• [Exercise prompt]: Collect all lines containing the word "total" from the data.

═══

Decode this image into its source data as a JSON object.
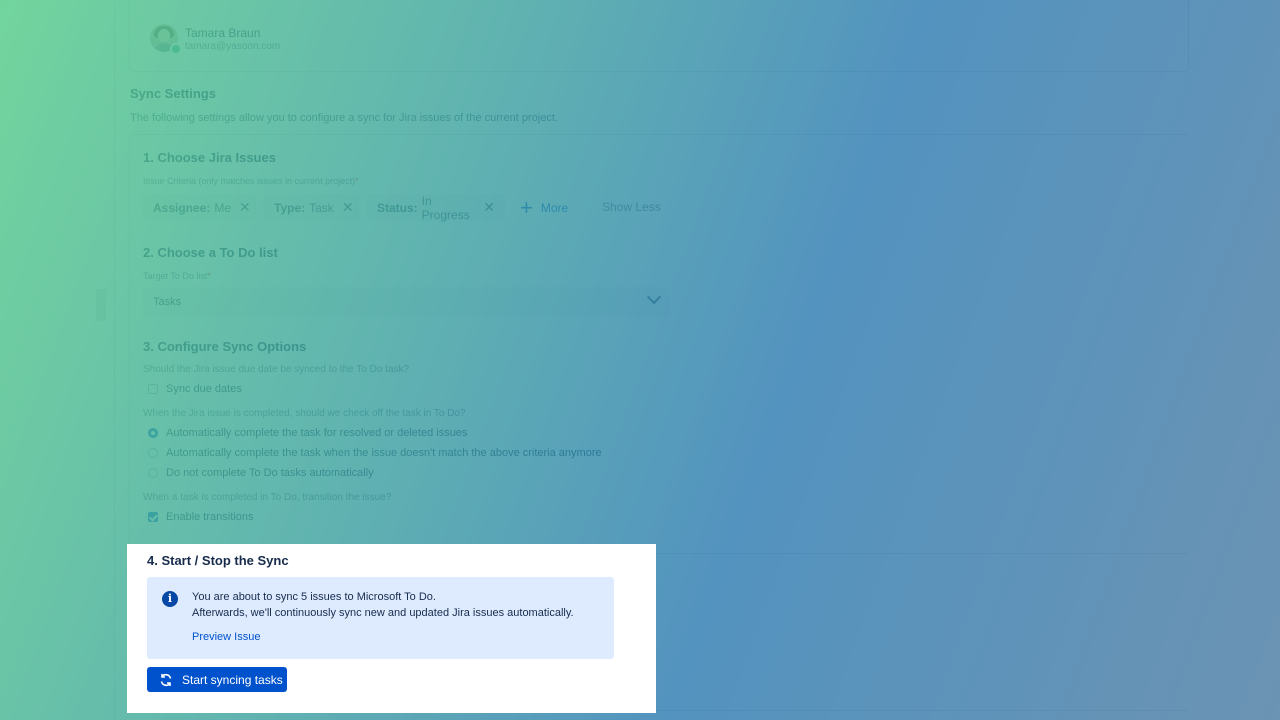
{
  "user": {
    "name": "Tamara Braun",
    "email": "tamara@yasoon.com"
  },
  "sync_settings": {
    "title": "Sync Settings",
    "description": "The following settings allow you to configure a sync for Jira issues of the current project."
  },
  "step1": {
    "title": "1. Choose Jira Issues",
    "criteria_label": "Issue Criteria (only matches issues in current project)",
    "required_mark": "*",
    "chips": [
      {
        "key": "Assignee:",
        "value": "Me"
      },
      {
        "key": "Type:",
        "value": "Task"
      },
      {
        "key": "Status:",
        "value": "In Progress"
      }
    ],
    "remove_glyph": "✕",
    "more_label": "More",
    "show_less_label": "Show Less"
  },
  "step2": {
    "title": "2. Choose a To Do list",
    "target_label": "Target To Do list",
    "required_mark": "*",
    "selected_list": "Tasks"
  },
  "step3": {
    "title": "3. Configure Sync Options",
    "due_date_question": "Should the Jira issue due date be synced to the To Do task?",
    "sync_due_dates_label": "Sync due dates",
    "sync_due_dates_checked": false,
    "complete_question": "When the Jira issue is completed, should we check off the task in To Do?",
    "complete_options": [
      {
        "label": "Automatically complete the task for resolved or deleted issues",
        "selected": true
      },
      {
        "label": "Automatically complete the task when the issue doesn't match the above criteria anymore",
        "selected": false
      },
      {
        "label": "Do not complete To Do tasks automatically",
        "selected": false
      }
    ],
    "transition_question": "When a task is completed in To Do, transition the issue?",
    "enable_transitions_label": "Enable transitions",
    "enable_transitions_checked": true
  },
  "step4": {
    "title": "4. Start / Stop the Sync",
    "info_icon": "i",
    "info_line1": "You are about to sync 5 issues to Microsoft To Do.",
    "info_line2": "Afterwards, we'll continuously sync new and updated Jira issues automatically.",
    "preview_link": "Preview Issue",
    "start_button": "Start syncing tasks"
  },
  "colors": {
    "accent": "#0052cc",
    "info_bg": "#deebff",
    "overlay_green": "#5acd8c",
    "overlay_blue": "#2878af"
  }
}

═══

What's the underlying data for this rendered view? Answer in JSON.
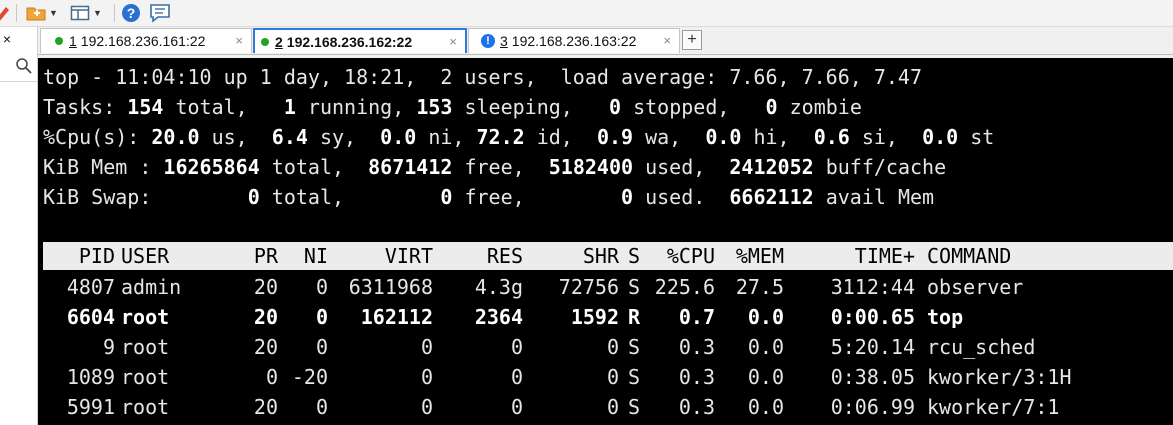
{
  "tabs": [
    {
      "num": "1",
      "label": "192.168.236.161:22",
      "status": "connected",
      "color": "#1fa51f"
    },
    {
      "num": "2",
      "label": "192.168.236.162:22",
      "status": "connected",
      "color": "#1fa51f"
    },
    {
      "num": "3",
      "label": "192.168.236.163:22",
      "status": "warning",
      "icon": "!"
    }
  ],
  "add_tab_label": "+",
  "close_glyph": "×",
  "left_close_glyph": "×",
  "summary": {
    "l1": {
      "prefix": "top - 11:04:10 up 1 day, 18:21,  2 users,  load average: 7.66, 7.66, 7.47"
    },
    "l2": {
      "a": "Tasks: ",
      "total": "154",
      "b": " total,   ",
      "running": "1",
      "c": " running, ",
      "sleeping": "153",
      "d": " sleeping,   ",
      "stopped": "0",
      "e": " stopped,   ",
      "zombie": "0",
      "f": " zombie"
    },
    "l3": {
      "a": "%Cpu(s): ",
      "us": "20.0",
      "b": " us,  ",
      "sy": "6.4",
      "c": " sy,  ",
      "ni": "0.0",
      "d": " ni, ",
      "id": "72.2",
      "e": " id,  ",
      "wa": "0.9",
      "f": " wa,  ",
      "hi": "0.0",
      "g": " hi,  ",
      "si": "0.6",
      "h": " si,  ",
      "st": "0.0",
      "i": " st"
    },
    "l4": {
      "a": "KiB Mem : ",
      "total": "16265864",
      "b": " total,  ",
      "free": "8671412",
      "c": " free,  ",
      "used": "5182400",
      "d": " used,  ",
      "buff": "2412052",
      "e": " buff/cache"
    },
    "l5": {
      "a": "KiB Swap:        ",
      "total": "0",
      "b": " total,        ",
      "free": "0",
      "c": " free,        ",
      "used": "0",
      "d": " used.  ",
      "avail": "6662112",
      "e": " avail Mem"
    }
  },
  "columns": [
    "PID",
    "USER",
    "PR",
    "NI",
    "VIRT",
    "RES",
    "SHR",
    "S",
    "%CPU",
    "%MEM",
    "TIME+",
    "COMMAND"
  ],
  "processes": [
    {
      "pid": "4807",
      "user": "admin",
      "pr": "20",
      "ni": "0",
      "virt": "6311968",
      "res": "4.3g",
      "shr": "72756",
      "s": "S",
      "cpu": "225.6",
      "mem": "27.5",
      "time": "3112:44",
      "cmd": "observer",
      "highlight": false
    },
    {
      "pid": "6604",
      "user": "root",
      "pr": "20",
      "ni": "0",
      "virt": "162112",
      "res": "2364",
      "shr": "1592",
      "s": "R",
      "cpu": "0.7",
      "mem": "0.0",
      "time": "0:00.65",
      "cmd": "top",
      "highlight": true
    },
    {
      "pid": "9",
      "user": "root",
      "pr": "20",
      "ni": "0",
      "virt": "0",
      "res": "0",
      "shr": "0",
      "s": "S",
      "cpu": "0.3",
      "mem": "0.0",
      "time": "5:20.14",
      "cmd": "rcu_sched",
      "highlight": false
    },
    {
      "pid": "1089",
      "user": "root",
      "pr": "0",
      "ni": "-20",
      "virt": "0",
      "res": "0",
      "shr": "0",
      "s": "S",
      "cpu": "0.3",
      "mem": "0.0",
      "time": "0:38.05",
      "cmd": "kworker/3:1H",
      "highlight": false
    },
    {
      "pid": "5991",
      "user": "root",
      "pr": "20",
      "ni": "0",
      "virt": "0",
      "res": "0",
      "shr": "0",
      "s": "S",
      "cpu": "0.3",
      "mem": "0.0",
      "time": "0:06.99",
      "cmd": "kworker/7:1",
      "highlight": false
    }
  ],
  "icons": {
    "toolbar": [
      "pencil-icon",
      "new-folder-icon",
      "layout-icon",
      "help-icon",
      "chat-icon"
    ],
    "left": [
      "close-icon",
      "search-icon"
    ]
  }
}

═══

• [Solved exercise]:
      "total": "154",
      "b": " total,   ",
      "total": "16265864",
      "b": " total,  ",
      "total": "0",
      "b": " total,        ",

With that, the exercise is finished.